- [Work instruction]:
Print the records below verbatim.

Element data from apps and pages:
────────

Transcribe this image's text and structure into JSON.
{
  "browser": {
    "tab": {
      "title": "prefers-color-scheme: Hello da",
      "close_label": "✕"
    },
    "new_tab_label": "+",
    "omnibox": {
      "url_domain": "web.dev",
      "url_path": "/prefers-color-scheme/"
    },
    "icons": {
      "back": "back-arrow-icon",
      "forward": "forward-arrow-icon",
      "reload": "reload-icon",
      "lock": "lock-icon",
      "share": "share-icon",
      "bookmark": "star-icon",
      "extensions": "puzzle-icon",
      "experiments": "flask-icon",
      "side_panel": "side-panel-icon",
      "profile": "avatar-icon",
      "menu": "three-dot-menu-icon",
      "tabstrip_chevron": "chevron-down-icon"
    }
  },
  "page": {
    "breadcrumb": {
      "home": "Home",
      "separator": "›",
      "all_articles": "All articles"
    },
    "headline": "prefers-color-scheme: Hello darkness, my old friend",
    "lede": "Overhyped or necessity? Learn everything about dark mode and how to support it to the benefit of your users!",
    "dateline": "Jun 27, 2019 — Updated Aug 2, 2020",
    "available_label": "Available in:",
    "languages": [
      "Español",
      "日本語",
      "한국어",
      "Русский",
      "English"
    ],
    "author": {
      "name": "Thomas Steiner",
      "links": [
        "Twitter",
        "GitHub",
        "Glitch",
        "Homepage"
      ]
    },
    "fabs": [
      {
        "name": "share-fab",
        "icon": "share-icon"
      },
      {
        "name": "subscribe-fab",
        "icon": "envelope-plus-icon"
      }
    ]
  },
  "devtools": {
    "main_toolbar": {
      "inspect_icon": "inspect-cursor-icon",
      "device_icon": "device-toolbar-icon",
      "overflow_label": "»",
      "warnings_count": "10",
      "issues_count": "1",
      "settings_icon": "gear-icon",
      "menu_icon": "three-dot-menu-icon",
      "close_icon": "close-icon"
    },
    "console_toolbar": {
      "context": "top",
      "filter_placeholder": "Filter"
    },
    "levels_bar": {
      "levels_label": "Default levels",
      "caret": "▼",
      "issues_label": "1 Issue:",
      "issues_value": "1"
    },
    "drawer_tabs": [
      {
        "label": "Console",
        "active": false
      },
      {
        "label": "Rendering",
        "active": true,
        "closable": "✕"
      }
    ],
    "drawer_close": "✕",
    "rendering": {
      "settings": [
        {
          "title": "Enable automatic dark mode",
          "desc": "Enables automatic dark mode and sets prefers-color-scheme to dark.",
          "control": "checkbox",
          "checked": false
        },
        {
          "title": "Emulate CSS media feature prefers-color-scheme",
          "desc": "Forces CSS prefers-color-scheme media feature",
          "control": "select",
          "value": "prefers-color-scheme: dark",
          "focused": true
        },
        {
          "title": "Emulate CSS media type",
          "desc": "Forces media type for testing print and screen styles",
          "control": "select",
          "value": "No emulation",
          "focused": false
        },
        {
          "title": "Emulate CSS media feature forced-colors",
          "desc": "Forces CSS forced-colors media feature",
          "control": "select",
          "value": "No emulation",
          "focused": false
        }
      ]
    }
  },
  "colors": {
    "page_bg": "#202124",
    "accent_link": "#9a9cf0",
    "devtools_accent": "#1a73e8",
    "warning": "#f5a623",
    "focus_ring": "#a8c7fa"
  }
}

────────

- [Written answer]:
Transcribe this image's text and structure into JSON.
{
  "browser": {
    "tab": {
      "title": "prefers-color-scheme: Hello da",
      "close_label": "✕"
    },
    "new_tab_label": "+",
    "omnibox": {
      "url_domain": "web.dev",
      "url_path": "/prefers-color-scheme/"
    },
    "icons": {
      "back": "back-arrow-icon",
      "forward": "forward-arrow-icon",
      "reload": "reload-icon",
      "lock": "lock-icon",
      "share": "share-icon",
      "bookmark": "star-icon",
      "extensions": "puzzle-icon",
      "experiments": "flask-icon",
      "side_panel": "side-panel-icon",
      "profile": "avatar-icon",
      "menu": "three-dot-menu-icon",
      "tabstrip_chevron": "chevron-down-icon"
    }
  },
  "page": {
    "breadcrumb": {
      "home": "Home",
      "separator": "›",
      "all_articles": "All articles"
    },
    "headline": "prefers-color-scheme: Hello darkness, my old friend",
    "lede": "Overhyped or necessity? Learn everything about dark mode and how to support it to the benefit of your users!",
    "dateline": "Jun 27, 2019 — Updated Aug 2, 2020",
    "available_label": "Available in:",
    "languages": [
      "Español",
      "日本語",
      "한국어",
      "Русский",
      "English"
    ],
    "author": {
      "name": "Thomas Steiner",
      "links": [
        "Twitter",
        "GitHub",
        "Glitch",
        "Homepage"
      ]
    },
    "fabs": [
      {
        "name": "share-fab",
        "icon": "share-icon"
      },
      {
        "name": "subscribe-fab",
        "icon": "envelope-plus-icon"
      }
    ]
  },
  "devtools": {
    "main_toolbar": {
      "inspect_icon": "inspect-cursor-icon",
      "device_icon": "device-toolbar-icon",
      "overflow_label": "»",
      "warnings_count": "10",
      "issues_count": "1",
      "settings_icon": "gear-icon",
      "menu_icon": "three-dot-menu-icon",
      "close_icon": "close-icon"
    },
    "console_toolbar": {
      "context": "top",
      "filter_placeholder": "Filter"
    },
    "levels_bar": {
      "levels_label": "Default levels",
      "caret": "▼",
      "issues_label": "1 Issue:",
      "issues_value": "1"
    },
    "drawer_tabs": [
      {
        "label": "Console",
        "active": false
      },
      {
        "label": "Rendering",
        "active": true,
        "closable": "✕"
      }
    ],
    "drawer_close": "✕",
    "rendering": {
      "settings": [
        {
          "title": "Enable automatic dark mode",
          "desc": "Enables automatic dark mode and sets prefers-color-scheme to dark.",
          "control": "checkbox",
          "checked": false
        },
        {
          "title": "Emulate CSS media feature prefers-color-scheme",
          "desc": "Forces CSS prefers-color-scheme media feature",
          "control": "select",
          "value": "prefers-color-scheme: dark",
          "focused": true
        },
        {
          "title": "Emulate CSS media type",
          "desc": "Forces media type for testing print and screen styles",
          "control": "select",
          "value": "No emulation",
          "focused": false
        },
        {
          "title": "Emulate CSS media feature forced-colors",
          "desc": "Forces CSS forced-colors media feature",
          "control": "select",
          "value": "No emulation",
          "focused": false
        }
      ]
    }
  },
  "colors": {
    "page_bg": "#202124",
    "accent_link": "#9a9cf0",
    "devtools_accent": "#1a73e8",
    "warning": "#f5a623",
    "focus_ring": "#a8c7fa"
  }
}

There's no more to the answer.